Reports indicate that Amazon executives are focusing on video because of Apple’s ubiquity in the digital music space. Again, however, analysts believe that because Apple was able to make such a huge splash in one digital category, it should be able to enjoy similar success in another — especially when consumers don’t necessarily associate Amazon’s name with a digital lifestyle.
“Apple has a head start on everybody,” Mike McGuire, research vice president at Gartner, told TechNewsWorld, noting that Apple currently has roughly 150 downloadable television programs available on its site. Consumers are downloading an average of roughly one million video downloads per week, according to his research. Although that pales in comparison to the roughly 2.5 million to 3 million daily music downloads, McGuire expects the video trend to catch on and spread to other areas.
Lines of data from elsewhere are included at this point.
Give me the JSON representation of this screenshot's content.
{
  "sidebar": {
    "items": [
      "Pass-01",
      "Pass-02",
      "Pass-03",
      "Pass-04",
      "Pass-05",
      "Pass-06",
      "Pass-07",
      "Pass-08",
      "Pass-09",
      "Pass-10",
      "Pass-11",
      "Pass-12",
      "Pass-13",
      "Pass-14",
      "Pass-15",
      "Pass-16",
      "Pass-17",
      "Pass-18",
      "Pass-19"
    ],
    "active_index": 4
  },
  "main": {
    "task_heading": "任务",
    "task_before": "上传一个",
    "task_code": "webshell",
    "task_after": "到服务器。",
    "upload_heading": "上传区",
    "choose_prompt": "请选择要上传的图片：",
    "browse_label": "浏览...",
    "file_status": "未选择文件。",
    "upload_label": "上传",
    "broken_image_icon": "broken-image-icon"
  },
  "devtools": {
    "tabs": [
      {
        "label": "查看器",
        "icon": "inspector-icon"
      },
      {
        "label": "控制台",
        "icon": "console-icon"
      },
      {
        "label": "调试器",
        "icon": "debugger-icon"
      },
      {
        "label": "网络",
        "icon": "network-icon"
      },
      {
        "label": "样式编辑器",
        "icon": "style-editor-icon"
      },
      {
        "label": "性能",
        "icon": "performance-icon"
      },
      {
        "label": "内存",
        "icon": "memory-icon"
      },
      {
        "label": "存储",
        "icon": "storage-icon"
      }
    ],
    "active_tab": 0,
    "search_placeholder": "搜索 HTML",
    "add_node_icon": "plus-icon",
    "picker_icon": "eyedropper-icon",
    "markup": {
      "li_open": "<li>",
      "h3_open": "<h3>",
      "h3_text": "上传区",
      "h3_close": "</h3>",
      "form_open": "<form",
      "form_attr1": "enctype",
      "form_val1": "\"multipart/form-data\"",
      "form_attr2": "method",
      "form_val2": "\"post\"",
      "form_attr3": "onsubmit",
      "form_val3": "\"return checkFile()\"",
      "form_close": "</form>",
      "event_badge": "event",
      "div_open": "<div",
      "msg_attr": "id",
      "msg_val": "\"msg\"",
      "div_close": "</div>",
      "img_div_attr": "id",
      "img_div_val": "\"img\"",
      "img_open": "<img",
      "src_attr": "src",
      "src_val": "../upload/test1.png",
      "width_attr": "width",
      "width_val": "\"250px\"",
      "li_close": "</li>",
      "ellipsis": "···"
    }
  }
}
Sony had a multiple-decade head start on the analog mobile music space with the Walkman in 1979, according to research by Michael Lew and Jonathan Hoopes, research analysts at ThinkEquity Partners. That did not stop Apple from propelling ahead in that market, however. “If you ask who’s going to win in this space, I’ve got to give a lot of credit to the incumbent,” Hoopes told TechNewsWorld.
If Apple’s popularity with the digital generation is not advantage enough, the company has something else that Amazon doesn’t: hardware.
PCs and WiFi-enabled laptops provide loads of video for consumers to watch, but a shift is taking place in which movie enthusiasts are moving their eyes from their big-screen television sets to 2-inch screens.
“What’s important in this transformation is how do users aggregate the content and put it on the devices of their choice,” Hoopes said. That’s where Apple has a huge competitive leg up.
McGuire agrees. “The device, i.e., the iPod, provides that important link in the chain — the idea that ‘I can take it with me.’ That’s the part they [Amazon] don’t have in their hands,” he said. “Amazon would have to work with hardware OEMs. Apple has the advantage of being able to [connect] all parts of the chain.”
Cost will be a concern for both companies. The iTunes music store gained popularity because it sold music at 99 US cents per song, Michael Gartenberg, vice president and research director at JupiterResearch, told TechNewsWorld. Downloadable videos need to be similarly competitive with the costs of DVDs.
“The online device that matters beyond the PC is the iPod. Nothing else really has that amount of gravity,” Gartenberg said. “The challenge will be getting enough premiere content, the pricing model and the ability to come up with a platform that’s attractive.”